“Gravel” is built around a set of skittering quick-run acoustic guitar figures. The arrangement is vaguely redolent of Dave Matthews Band’s ‘90s aesthetic, but let’s not hold that against DiFranco, as her song is wholly original. “As Is” has a feel along the lines of some of Paul Simon’s better work. The subtle basswork of Sara Lee (League of Gentlemen, Gang of Four) is a key to the song’s appeal, as is the understated brushwork of Jerry Marotta (or possibly Andy Stochansky; the album credits aren’t clear which drummer plays on which track(s)).
“Two Little Girls” has a southwestern feel and a delightfully wide-screen ambiance. The tune works on multiple levels, at least one of which is to serve as showcase for DiFranco’s vocal agility. The production is especially impressive. The swirling “Deep Dish” could serve as Exhibit A for DiFranco’s eclectic manner; it’s nearly prog in its construction, with left-field musical turns throughout. Very much a studio creation, the tune likely wouldn’t work in a live setting (I could be wrong on this) but it’s a dazzling display nonetheless.
“Loom” is more conventional in its form and delivery, but the uptempo tune is among the most accessible songs on this wildly varied collection of songs. DiFranco spits out copious lyrics, and some listeners will understandably focus on those. But the things she does instrumentally are every bit as fascinating, even on a tune like “Loom,” running well under three minutes. “Pixie” has some unusual sonic textures to recommend it. The spare “Swan Dive” demonstrates DiFranco’s ability to create a tune that’s both appealing and possessed of an unconventional meter. “Glass House” finds the artist embracing her rock (or at least folk-rock) inclinations. But as always, the arrangement features enough oddball sonic touches to keep it well outside the mainstream. And something about the song encourages the listener to lean forward, straining just a bit to peer through the musical window into DiFranco’s world. The song earned DiFranco a Grammy nomination in the Rock Female Vocalist category.

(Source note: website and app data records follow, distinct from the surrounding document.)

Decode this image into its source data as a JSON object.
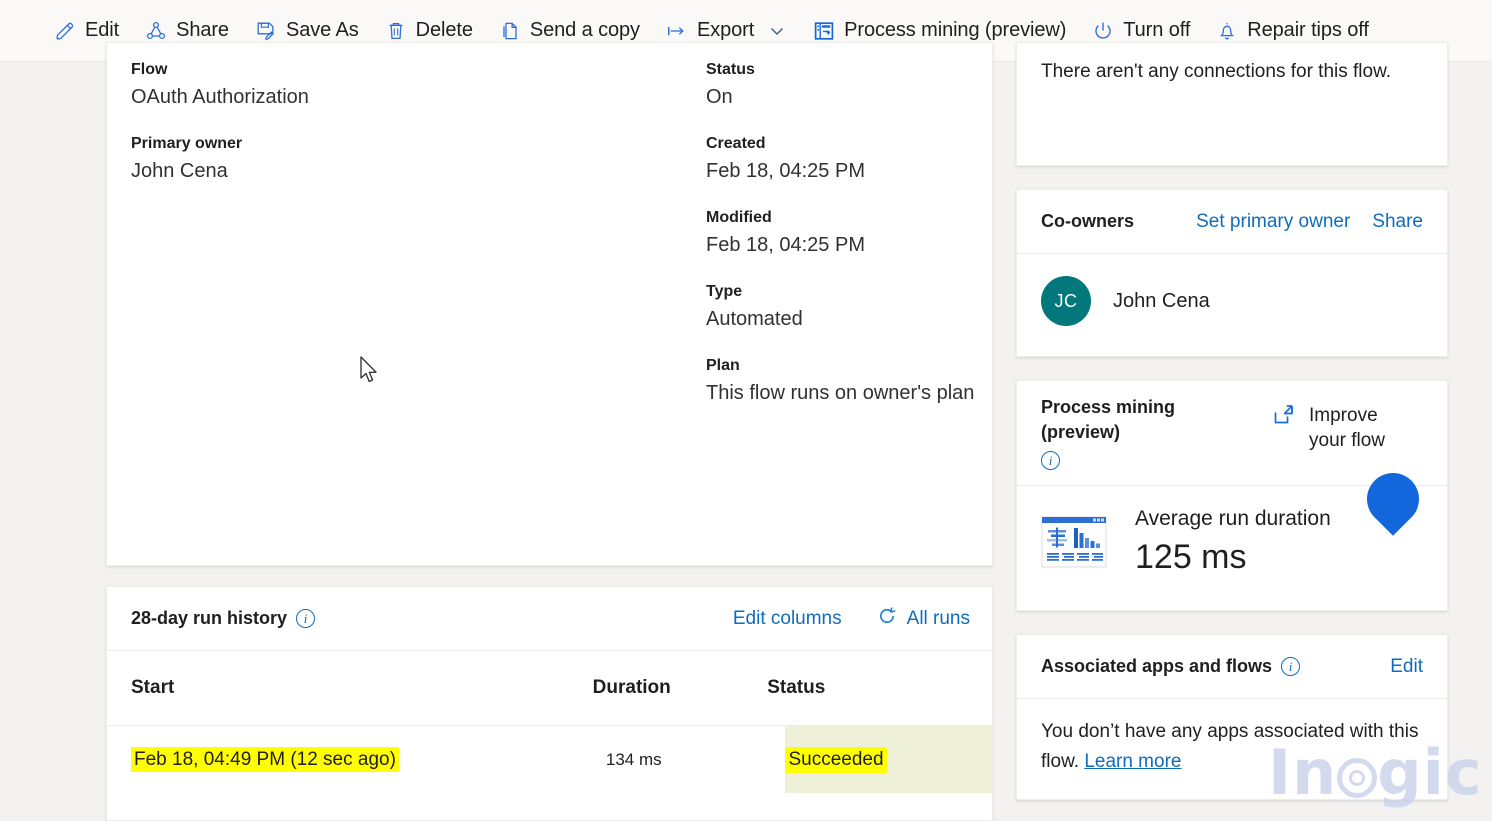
{
  "commandbar": {
    "items": [
      {
        "label": "Edit",
        "icon": "pencil-icon"
      },
      {
        "label": "Share",
        "icon": "share-icon"
      },
      {
        "label": "Save As",
        "icon": "save-as-icon"
      },
      {
        "label": "Delete",
        "icon": "trash-icon"
      },
      {
        "label": "Send a copy",
        "icon": "copy-icon"
      },
      {
        "label": "Export",
        "icon": "export-icon",
        "chevron": true
      },
      {
        "label": "Process mining (preview)",
        "icon": "process-mining-icon"
      },
      {
        "label": "Turn off",
        "icon": "power-icon"
      },
      {
        "label": "Repair tips off",
        "icon": "bell-icon"
      }
    ]
  },
  "details": {
    "left": [
      {
        "label": "Flow",
        "value": "OAuth Authorization"
      },
      {
        "label": "Primary owner",
        "value": "John Cena"
      }
    ],
    "right": [
      {
        "label": "Status",
        "value": "On"
      },
      {
        "label": "Created",
        "value": "Feb 18, 04:25 PM"
      },
      {
        "label": "Modified",
        "value": "Feb 18, 04:25 PM"
      },
      {
        "label": "Type",
        "value": "Automated"
      },
      {
        "label": "Plan",
        "value": "This flow runs on owner's plan"
      }
    ]
  },
  "run_history": {
    "title": "28-day run history",
    "info_glyph": "i",
    "edit_columns_label": "Edit columns",
    "all_runs_label": "All runs",
    "columns": [
      "Start",
      "Duration",
      "Status"
    ],
    "rows": [
      {
        "start": "Feb 18, 04:49 PM (12 sec ago)",
        "duration": "134 ms",
        "status": "Succeeded"
      }
    ]
  },
  "rail": {
    "connections": {
      "body": "There aren't any connections for this flow."
    },
    "coowners": {
      "title": "Co-owners",
      "set_primary_owner_label": "Set primary owner",
      "share_label": "Share",
      "members": [
        {
          "initials": "JC",
          "name": "John Cena"
        }
      ]
    },
    "process_mining": {
      "title": "Process mining (preview)",
      "info_glyph": "i",
      "improve_label": "Improve your flow",
      "metric_label": "Average run duration",
      "metric_value": "125 ms"
    },
    "associated": {
      "title": "Associated apps and flows",
      "info_glyph": "i",
      "edit_label": "Edit",
      "body_text": "You don’t have any apps associated with this flow. ",
      "learn_more_label": "Learn more"
    }
  },
  "watermark": {
    "part1": "In",
    "part2": "g",
    "part3": "ic"
  },
  "colors": {
    "accent": "#0f6cbd",
    "avatar": "#03787c",
    "highlight": "#ffff00",
    "status_cell": "#eef0d8",
    "droplet": "#1367dd",
    "page_bg": "#f3f2f1"
  }
}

That feeling persists into the next track, the haunting “Independence Day.” Featuring little more than guitar and voice, the song makes remarkably effective use of the silent spaces between the notes. The album-proper concludes with “Pulse,” a song daubed with electronic flourishes that may remind some listeners of Suzanne Vega’s 99.9F° from 1992. But trumpet and accordion pull the song back toward more organic roots. And the song wastes not a bit of its 14-minute(!) run time.
The 2023 reissue of Little Plastic Castle features three bonus tracks, placed on Side four of the double LP. Noted as “bed tracks,” these alternate version of “Gravel,” “As Is” and “Two Little Girls” are interesting, serving to highlight DiFranco’s mastery of musicianship, arrangement and vocals.
On its original release, Little Plastic Castle was met my widespread critical acclaim; a quarter-century later, the record has aged remarkably well. It doesn’t feel dated, sidestepping as it does most of that era’s au courant productions choices. DiFranco’s songwriting is strong throughout. And the eye-popping orange vinyl pressing is in keeping with the color-saturated vibe of the album packaging. It’s an essential purchase for anyone who appreciates DiFranco’s inimitable musical style.